The Tussauds Group purchased Warwick Castle from the Greville family in 1978, and it changed hands again in the 21st century. Merlin Entertainments now leases the site from Prestbury Group. It is still a popular tourist attraction with seasonal exhibits, musical events, and Dragon Slayer evenings.
9. Reichsburg Cochem (1000) in Cochem, Germany
The Reichsburg Cochem is also called the Cochem Imperial Castle. Originally built in the early 12th century, it was made an imperial castle by King Konrad III. In the 17th century, Louis XIV’s troops overran and destroyed the castle as part of the Nine Years’ War.
It remained in ruins for more than a century before being purchased by a businessman and reconstructed in the late 19th century. It is now owned by the town of Cochem.
Visitors can experience a guided tour of the castle in German and visit the courtyards independently. The castle also hosts special meals and interesting events throughout the year.
10. Portchester Castle (11th century) in the UK
Portchester is at the head of Portsmouth Harbor and the castle’s grounds hosted a Roman fort starting around the 3rd century. The Roman defenses became part of the medieval castle, built in the late 11th century. It was initially owned by the monarchy and used as a hunting lodge by King John.
In the following centuries, it was briefly taken over by the French before returning to English control and also was the site where culprits trying to overthrow Henry V were apprehended. Beginning in the 17th century, it was frequently used as a prison. Today it is open to visitors and includes exhibits for tourists to enjoy
11. Citadel of Aleppo (c. 3000 BCE and 12th century) in Aleppo, Syria
The Citadel of Aleppo is the only structure on our list of oldest castles located in the middle east. It is a fortified palace located on a hill in Aleppo. Although locals used the site beginning in the 3rd century, the current citadel was probably built in the 12th and 13th centuries.
It forms part of the Ancient City of Aleppo, a historic city center of almost 1.5 square miles and a UNESCO World Heritage Site. In the 2010s, nearby fighting damaged the structure. But the citadel is currently open to the public while repairs continue.
12. Kilkenny Castle (1213) in Kilkenny, Ireland
The first castle at this location was probably a wooden structure built by the Earl of Pembroke in the 12th century. In the 13th century, the stone Kilkenny Castle was constructed and three of the original towers survive today.
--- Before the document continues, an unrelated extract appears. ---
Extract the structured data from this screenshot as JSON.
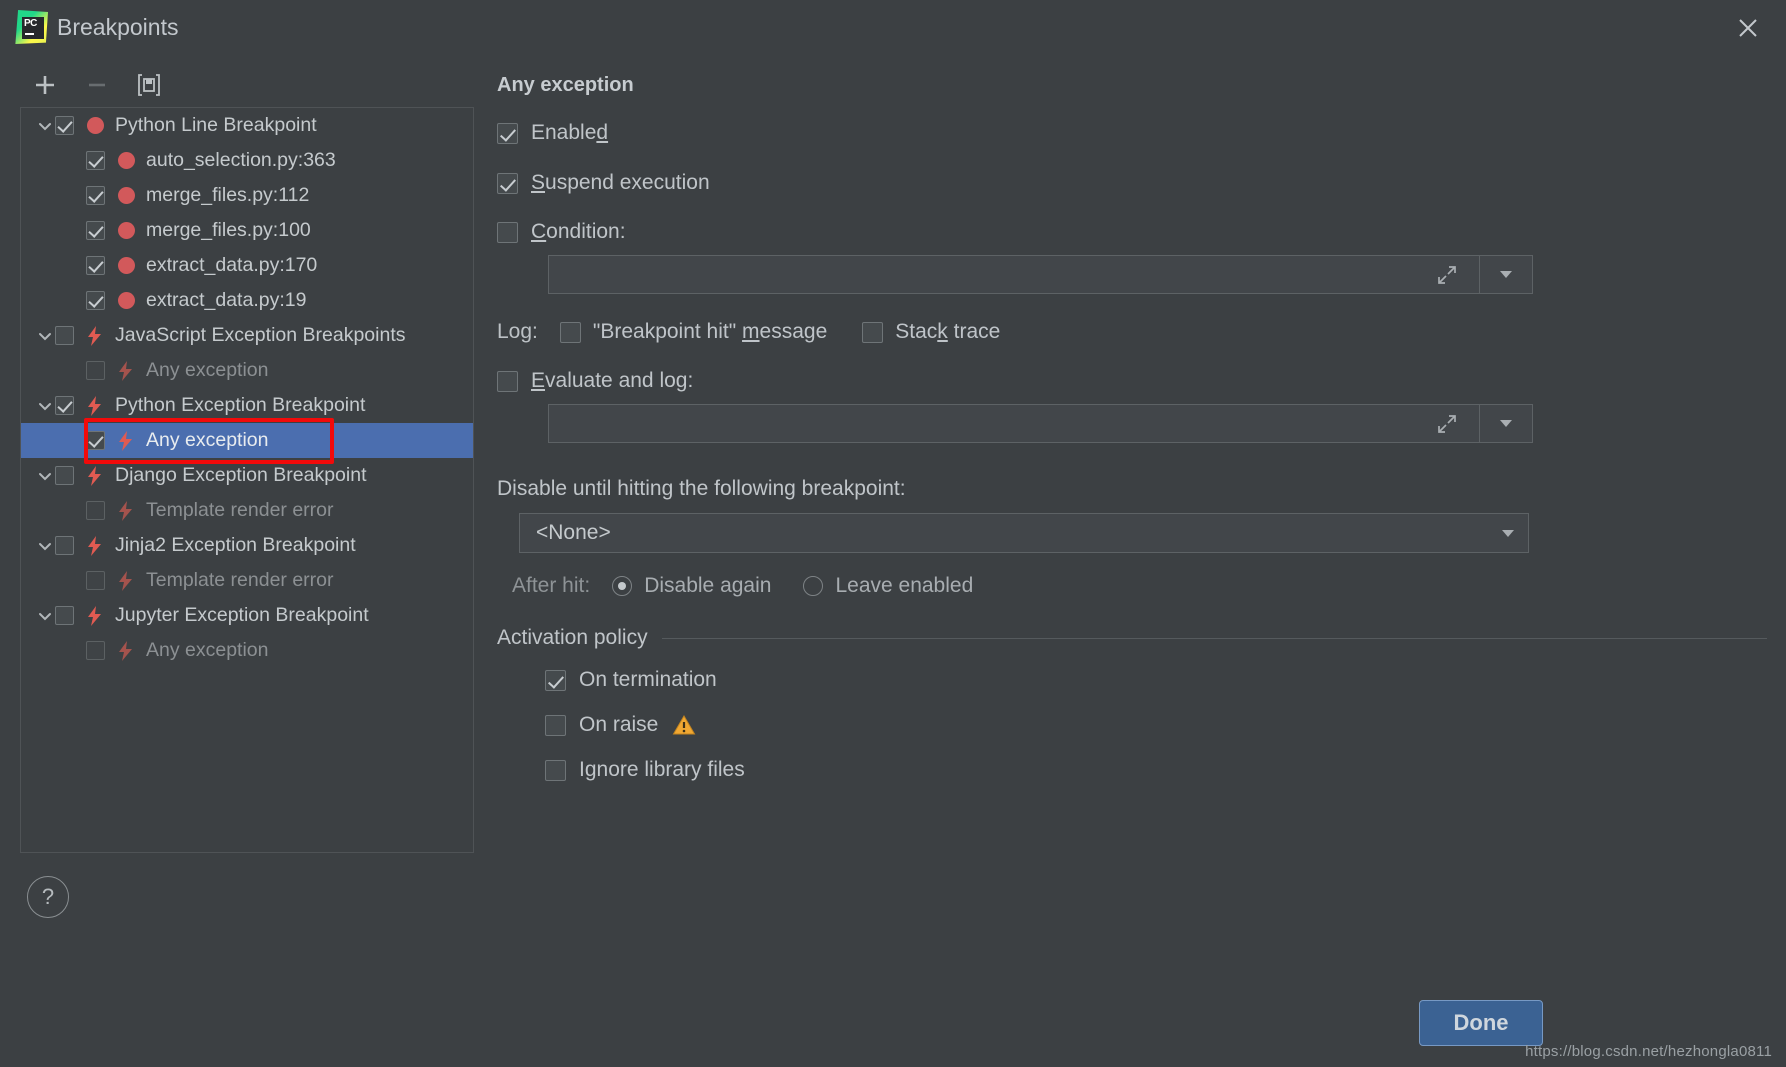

The ownership of the castle changed several times through the following centuries and was damaged during the Cromwellian conquest of Ireland. The castle now belongs formally to the people of Kilkenny, with the Office of Public Works managing the castle and its grounds. It is open to visitors, with guided tours offered throughout the year.